Another recent development in crime prevention strategies has been the increasing awareness of the role of citizens. On the one hand, citizens have empiric knowledge and experience of their environment that frequently does not make it to the statistical data of criminal incidence. On the other hand, effective initiatives for crime prevention are those where citizens are heard, empowered, and perceive that their participation matters. Furthermore, these kinds of initiatives integrate aspects that are not in the domain of the police – such as culture and access to education – and tackle the root of security problems, such as socio-economic inequalities.
To improve security in cities an interdisciplinary and multileveled approach is necessary.
The BSFS project
With the above-mentioned elements in mind, the city of Piraeus aims to introduce new approaches on the participatory model of crime prevention and mitigating of perceived insecurity. Collaboration of the urban authority with citizens and urban security stakeholders will be fostered via social and spatial interventions as well as novel technological tools that will be implemented in the frame of the Be Secure – Feel Secure project.
|Port of Piraeus.|
Image source: greeceinvestorguide.com
Piraeus is one of the highest populated cities in Greece, and also the largest and busiest port in the country. The main urban threats are small scale crimes that negatively impact the everyday life of the inhabitants: robberies, pickpocketing, smuggling, etc. Moreover, citizens perceive that urban insecurity is among the main problems of the city.
The playing field presents several challenges, such as:
Low level of social cohesion;
High population density (Piraeus is among the most densely populated cities in Europe);
Degradation of the built environment;
Weak inter-operability among key stakeholders.
…where to begin?
As previously stated, solving security problems requires more than only police-action. As a basis, a strong strategic partnership of local stakeholders and decision-makers. Local actors that otherwise would not interact need to come together and share their perspectives. One of the first milestones of this project has been the establishment of the Local Council for Crime Prevention (LCCP) by the Piraeus Municipal Council in April 2020.

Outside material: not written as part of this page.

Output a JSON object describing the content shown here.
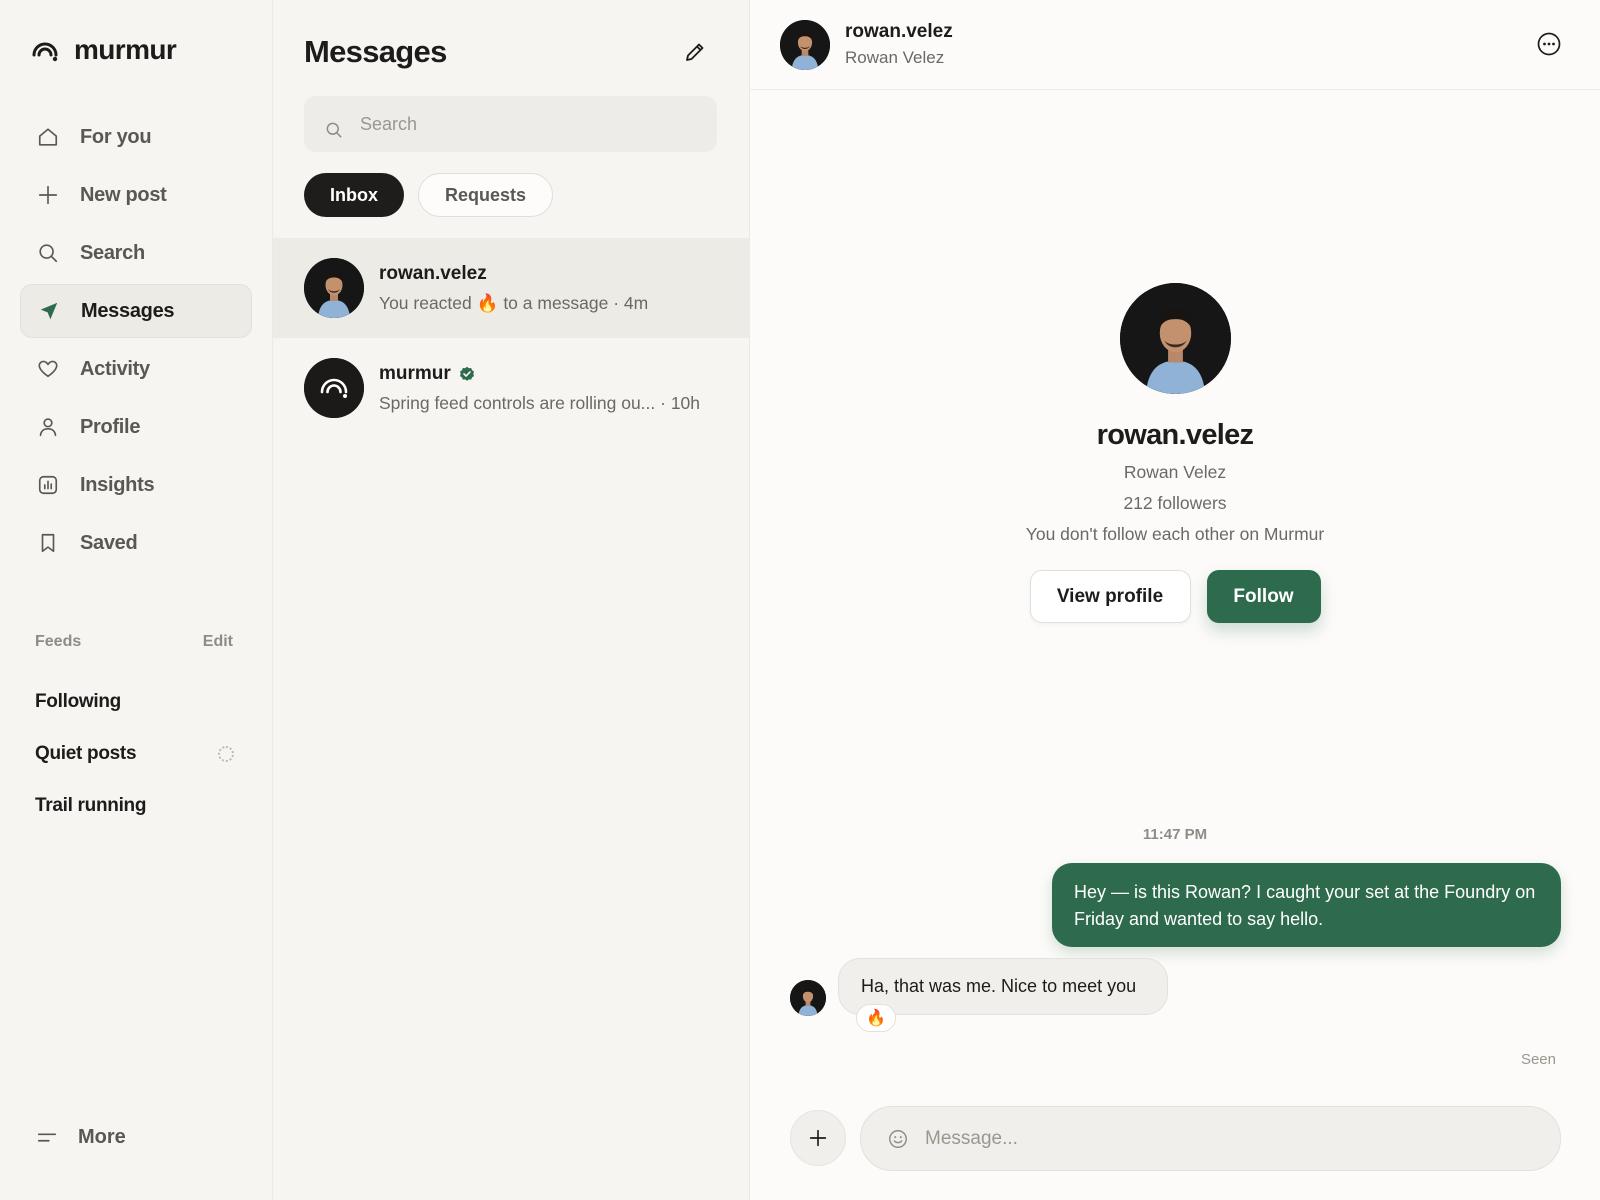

The main objective of the LCCP is the enhancement of social cohesion and solidarity in the Municipality of Piraeus as well as the development of a wide network of stakeholders in order to prevent crime at the local level and enhance citizens’ feeling of security. The LCCP participates actively to the social actions in the context of the BSFS Program.
However, one of the more pressing challenges is citizen participation. To effectively improve insecurity, contact with citizens is key. A common assessment from city dwellers is that public policy lacks concrete action. So, how can the project engage citizens?
For this purpose, the BSFS has launched meetings and training sessions with key institutional and social stakeholders. Actions focused on awareness and training for students and local shop owners have taken place, as well as the implementation of a Victim Support Unit. The project has launched surveys to better understand the perception of citizens regarding insecurity and crime. A question arises: will it be enough?
Jane Jacobs, William H. White, Kevin Lynch and other experts on urban analysis have expressed that the city has to be understood through the experience of the people. When it comes to security, citizens must be able to express their concerns and be heard. These kinds of interactions can be more easily promoted at a city level.
As we can see, the understanding on how to prevent crime has evolved, needing a wide array of stakeholders to collaborate and take action. Facing this challenge, cities are at the forefront to achieve concrete changes that improve quality of life.
In the months to come, we will continue exploring the ways in which this project develops.